There are other aspects you should bear in mind when considering giving your dog extra Vitamin D supplementation such as pre-existing health conditions and existing medications they are taking at the time. Do some research on the product label for known interactions between those components too – before giving anything additional to your pup. Make sure that only products specifically designed for dogs are used as human grade supplements will not meet their dietary requirements safely. With this information in hand, you can create a program tailored just for them with care and caution!

Dosage Guidelines

No matter what breed or size your pet may be, there are some important dosages to consider when providing them with vitamins. With Vitamin D, the same can be said. When administering Vitamin D, owners should ensure their pup is provided with no more than 1,000 iu per day in order to not risk harm or damage to their pooch’s health and well being.

It is also a wise idea for owners to consult with their veterinarian before introducing any new supplement into their pup’s diet in order to guarantee that the dosage recommended is safe and appropriate for the individual animal based on its age and needs. Doing this will also help decrease any potential risks associated with adding a vitamin supplement like an overdose of Vitamin D which may lead to serious issues like kidney failure and other dangerous complications for pets.

When deciding which type of supplementation suits both you and your pup best – whether it be a chewable tablet or powder – make sure that whatever form you decide has all the necessary information (including exact dosage) clearly indicated so that you can rest assured that your furry friend will receive exactly what they need without overdoing it.

Additional Considerations

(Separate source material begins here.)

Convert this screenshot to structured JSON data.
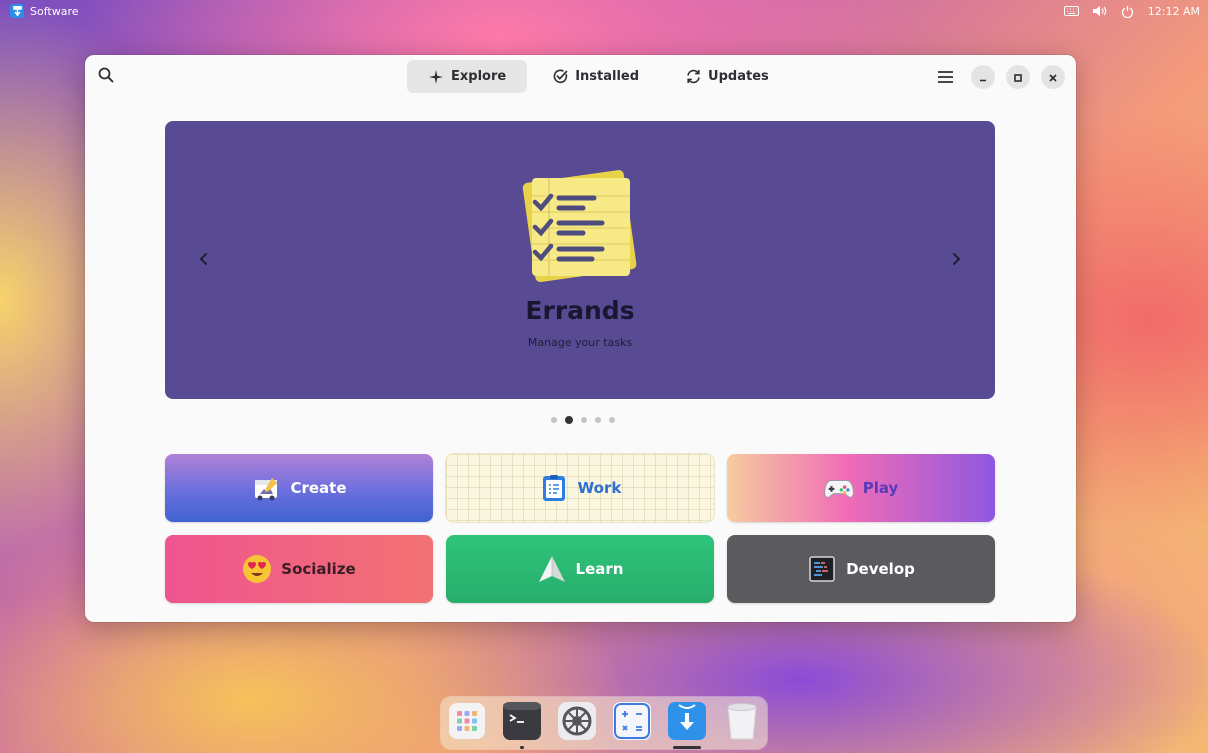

It is important to consider additional factors when evaluating whether giving your dog 1,000 iu of vitamin D might harm them. An overweight or obese pet may have difficulty properly metabolizing the vitamin and could potentially suffer adverse effects. Some breeds are more prone to developing problems related to Vitamin D deficiency than others, so it is important to take into account any special considerations that may apply to your dog’s breed before making a decision about supplementation.

If your pup does not receive adequate exposure to natural sunlight they will likely require additional Vitamin D in order for their body to function correctly. If you find yourself unable to provide sufficient outdoor activity time for your four-legged friend due to work or family commitments then supplementing their diet with extra Vitamin D might be necessary in order for them stay healthy and strong.

It is highly recommended that you speak with a qualified veterinarian before proceeding with giving your dog this nutrient as they can best assess the individual circumstances surrounding the health of your pet and offer guidance tailored specifically towards the needs of both you and your canine companion.

Scroll to Top